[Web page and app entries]
● ● ● ● ● ● ●
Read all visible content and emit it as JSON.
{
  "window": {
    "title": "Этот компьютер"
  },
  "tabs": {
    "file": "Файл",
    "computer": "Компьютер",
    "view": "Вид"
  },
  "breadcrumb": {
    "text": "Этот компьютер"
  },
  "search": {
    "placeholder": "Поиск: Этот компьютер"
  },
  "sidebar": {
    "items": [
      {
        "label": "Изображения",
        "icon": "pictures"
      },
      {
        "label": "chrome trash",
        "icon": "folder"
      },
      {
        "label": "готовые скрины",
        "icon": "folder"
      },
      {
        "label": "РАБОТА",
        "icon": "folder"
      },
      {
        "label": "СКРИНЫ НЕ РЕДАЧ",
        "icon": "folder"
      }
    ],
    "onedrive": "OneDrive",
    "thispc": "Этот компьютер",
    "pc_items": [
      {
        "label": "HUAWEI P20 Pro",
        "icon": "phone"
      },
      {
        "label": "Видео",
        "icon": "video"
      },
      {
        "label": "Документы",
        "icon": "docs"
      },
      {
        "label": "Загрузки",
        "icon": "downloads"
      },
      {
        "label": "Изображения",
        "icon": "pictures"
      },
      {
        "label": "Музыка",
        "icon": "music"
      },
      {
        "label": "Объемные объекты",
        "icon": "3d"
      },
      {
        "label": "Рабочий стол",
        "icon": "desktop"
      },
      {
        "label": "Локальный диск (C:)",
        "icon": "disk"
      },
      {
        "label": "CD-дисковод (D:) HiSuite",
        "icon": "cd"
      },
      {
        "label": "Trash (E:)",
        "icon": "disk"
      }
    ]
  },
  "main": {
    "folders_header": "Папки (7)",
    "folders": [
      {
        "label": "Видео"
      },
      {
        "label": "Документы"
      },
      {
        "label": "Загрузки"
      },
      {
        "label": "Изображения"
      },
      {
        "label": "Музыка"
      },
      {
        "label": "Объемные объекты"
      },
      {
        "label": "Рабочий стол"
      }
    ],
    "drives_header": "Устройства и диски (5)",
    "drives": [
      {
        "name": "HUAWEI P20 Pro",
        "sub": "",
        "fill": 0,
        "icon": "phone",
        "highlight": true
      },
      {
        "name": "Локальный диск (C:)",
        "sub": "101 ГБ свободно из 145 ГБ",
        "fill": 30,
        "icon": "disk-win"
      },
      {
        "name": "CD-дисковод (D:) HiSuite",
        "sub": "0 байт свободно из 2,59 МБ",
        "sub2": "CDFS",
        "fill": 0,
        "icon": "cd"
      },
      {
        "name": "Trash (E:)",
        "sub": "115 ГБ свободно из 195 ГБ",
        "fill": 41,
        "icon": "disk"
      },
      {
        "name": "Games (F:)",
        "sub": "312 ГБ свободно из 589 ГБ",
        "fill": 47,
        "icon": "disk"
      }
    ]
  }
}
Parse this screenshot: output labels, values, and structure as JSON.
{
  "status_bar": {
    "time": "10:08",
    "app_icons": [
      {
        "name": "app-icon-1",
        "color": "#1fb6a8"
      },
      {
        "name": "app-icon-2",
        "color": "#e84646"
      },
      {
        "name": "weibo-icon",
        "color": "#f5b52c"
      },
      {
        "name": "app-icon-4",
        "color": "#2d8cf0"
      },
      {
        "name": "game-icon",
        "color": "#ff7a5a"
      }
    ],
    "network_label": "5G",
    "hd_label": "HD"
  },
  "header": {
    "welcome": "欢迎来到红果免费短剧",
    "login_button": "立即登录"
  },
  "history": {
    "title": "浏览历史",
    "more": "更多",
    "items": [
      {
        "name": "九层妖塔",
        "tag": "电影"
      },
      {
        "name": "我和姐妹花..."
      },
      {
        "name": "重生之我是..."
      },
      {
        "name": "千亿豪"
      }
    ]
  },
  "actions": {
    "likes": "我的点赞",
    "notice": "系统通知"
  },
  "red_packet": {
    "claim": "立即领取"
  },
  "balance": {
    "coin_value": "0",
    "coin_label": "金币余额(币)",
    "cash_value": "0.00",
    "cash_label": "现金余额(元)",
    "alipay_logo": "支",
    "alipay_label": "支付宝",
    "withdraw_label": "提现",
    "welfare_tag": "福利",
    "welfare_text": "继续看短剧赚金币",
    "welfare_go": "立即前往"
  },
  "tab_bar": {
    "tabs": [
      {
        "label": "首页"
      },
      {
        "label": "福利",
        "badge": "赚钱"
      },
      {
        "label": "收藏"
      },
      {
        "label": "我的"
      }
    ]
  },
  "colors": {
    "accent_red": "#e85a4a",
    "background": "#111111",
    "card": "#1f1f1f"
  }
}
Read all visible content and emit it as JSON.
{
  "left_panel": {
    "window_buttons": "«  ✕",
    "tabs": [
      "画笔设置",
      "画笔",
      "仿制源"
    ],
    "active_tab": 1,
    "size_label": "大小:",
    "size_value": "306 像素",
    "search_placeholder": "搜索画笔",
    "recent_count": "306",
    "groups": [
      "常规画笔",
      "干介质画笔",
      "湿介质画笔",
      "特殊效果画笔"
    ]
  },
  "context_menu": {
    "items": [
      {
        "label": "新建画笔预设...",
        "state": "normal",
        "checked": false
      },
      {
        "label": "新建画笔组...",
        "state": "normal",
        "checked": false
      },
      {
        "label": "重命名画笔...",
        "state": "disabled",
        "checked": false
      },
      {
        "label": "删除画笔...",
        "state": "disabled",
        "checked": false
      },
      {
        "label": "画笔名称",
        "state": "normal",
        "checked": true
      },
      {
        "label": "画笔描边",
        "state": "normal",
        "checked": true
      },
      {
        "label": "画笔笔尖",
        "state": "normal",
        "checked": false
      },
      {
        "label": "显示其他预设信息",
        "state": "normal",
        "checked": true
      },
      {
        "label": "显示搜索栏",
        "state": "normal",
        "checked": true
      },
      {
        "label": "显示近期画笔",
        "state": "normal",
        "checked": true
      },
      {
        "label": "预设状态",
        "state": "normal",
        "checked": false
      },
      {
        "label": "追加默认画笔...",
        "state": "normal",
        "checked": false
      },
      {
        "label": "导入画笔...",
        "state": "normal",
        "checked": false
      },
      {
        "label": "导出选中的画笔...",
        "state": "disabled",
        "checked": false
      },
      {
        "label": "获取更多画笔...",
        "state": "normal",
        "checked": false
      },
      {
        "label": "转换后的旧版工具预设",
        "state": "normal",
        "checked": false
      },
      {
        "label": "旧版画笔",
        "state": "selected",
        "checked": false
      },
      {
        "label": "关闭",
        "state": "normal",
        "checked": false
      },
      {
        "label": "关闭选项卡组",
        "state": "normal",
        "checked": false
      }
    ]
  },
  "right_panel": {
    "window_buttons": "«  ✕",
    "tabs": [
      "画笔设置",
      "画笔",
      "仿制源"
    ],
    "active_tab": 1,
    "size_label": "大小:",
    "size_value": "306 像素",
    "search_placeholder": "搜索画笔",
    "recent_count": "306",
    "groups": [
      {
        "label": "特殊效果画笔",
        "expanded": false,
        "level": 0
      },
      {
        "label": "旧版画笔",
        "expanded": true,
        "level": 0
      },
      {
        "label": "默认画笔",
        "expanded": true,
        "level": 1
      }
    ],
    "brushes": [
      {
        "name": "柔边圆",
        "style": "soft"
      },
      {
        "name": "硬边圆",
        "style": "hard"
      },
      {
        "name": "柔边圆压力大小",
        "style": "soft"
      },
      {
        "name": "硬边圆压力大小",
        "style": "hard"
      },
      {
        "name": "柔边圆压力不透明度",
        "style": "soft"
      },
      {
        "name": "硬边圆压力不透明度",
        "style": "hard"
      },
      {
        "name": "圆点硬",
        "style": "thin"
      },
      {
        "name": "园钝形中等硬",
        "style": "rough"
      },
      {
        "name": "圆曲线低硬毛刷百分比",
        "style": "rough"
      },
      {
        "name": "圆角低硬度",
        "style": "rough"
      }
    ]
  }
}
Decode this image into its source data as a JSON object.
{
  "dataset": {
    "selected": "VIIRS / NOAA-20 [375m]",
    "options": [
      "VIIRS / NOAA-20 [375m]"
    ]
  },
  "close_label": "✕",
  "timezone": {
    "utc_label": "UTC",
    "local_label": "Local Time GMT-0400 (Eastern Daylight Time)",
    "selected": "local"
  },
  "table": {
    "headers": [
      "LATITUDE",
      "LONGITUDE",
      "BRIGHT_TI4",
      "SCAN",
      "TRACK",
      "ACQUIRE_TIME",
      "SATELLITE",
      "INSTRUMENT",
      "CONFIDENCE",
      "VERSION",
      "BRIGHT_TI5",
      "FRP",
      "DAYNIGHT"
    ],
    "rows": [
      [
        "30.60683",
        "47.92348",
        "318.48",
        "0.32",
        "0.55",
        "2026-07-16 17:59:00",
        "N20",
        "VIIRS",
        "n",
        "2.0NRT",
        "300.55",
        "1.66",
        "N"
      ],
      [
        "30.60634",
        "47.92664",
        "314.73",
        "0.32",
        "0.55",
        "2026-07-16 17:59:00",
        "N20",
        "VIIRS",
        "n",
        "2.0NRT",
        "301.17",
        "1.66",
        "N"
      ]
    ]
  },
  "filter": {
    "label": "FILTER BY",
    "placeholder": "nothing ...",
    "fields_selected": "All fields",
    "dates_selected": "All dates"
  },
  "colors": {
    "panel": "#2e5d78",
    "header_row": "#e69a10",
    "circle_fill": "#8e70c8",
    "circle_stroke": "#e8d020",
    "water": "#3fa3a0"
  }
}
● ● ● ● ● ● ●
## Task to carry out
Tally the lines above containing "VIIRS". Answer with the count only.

## Answer space
4